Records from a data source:
# # # # # # #

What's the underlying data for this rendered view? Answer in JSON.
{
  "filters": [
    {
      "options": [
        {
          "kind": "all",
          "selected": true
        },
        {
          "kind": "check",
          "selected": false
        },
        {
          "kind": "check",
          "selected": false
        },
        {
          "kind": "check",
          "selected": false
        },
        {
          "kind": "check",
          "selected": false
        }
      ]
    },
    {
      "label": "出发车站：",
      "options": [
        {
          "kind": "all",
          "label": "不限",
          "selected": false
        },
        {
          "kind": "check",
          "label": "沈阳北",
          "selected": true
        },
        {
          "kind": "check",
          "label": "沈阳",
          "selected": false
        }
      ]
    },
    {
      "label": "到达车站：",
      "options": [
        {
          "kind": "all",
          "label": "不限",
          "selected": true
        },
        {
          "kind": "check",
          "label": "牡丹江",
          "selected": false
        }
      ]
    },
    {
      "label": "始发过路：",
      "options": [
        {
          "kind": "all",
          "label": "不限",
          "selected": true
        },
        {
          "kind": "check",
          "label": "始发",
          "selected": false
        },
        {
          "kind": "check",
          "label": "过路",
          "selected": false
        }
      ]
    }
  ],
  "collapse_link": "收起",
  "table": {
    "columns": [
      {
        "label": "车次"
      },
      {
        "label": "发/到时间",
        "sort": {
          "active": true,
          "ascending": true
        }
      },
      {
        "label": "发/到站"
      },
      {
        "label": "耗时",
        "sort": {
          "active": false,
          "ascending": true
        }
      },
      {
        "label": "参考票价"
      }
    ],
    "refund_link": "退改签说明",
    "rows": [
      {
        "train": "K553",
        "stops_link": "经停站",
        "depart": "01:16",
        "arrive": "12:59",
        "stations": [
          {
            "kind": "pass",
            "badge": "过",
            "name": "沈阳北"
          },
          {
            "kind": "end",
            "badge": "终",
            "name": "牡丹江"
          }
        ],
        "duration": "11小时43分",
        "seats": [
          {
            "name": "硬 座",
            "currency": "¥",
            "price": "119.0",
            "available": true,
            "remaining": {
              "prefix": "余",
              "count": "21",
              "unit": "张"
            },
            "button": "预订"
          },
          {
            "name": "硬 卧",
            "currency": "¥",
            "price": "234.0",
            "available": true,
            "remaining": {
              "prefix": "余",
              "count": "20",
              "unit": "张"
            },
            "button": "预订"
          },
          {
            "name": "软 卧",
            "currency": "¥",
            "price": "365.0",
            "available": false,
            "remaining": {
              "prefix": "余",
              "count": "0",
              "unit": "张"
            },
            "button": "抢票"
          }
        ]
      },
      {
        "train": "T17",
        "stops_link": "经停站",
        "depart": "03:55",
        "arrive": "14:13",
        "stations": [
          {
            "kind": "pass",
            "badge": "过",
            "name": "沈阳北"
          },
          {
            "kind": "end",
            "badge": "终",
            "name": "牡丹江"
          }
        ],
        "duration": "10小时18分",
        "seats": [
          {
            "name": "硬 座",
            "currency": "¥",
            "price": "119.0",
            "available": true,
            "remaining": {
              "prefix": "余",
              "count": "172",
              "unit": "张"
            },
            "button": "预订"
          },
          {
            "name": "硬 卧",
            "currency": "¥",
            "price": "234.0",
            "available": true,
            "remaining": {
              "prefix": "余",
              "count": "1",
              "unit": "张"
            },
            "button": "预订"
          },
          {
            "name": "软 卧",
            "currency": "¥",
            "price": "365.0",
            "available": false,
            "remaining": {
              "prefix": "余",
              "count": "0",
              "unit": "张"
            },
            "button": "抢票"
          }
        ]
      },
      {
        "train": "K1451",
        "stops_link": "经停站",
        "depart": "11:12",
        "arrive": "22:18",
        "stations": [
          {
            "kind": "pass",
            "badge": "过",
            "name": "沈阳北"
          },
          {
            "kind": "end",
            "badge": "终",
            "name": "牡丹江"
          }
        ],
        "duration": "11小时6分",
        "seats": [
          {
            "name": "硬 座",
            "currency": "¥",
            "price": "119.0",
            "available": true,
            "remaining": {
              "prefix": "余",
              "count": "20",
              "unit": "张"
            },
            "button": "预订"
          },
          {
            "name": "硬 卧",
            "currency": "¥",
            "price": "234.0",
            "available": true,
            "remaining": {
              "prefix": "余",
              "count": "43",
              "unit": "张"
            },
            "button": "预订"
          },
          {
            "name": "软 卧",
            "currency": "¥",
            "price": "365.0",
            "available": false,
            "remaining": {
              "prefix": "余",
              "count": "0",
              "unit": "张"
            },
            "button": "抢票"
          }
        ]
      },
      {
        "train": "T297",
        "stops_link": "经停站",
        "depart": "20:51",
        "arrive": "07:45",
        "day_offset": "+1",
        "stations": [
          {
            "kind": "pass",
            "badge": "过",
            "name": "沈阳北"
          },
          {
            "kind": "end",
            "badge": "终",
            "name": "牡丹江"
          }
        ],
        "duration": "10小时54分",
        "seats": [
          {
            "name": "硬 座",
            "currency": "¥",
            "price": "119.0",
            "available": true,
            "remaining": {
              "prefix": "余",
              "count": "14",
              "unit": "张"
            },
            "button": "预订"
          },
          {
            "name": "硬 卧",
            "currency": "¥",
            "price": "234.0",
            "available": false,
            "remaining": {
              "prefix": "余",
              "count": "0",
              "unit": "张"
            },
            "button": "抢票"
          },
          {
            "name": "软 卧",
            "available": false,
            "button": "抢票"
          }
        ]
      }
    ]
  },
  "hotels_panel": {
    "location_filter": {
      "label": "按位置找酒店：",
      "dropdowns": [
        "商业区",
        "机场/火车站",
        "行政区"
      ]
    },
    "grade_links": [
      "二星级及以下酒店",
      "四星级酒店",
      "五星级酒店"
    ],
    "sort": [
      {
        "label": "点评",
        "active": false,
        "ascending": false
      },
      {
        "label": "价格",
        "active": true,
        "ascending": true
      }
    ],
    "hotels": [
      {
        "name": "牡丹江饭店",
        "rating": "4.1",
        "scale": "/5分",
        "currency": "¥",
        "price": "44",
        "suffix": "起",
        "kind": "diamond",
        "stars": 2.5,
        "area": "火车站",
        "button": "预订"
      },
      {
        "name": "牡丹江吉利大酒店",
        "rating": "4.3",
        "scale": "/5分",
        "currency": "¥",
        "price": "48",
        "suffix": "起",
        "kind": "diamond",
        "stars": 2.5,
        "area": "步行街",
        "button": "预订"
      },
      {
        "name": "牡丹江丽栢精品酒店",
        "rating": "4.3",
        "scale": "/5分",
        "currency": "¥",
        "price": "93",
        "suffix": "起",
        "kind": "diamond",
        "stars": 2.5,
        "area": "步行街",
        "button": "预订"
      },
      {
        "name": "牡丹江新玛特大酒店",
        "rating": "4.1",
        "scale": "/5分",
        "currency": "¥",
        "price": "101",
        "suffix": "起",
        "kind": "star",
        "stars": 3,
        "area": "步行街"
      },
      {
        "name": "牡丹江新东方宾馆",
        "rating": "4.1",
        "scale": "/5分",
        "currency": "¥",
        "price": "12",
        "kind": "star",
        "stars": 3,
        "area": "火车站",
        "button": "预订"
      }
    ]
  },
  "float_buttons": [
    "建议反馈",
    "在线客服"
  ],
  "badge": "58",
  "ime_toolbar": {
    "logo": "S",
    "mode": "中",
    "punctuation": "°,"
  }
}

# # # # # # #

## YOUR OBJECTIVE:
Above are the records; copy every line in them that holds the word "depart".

## WRITTEN SOLUTION:
        "depart": "01:16",
        "depart": "03:55",
        "depart": "11:12",
        "depart": "20:51",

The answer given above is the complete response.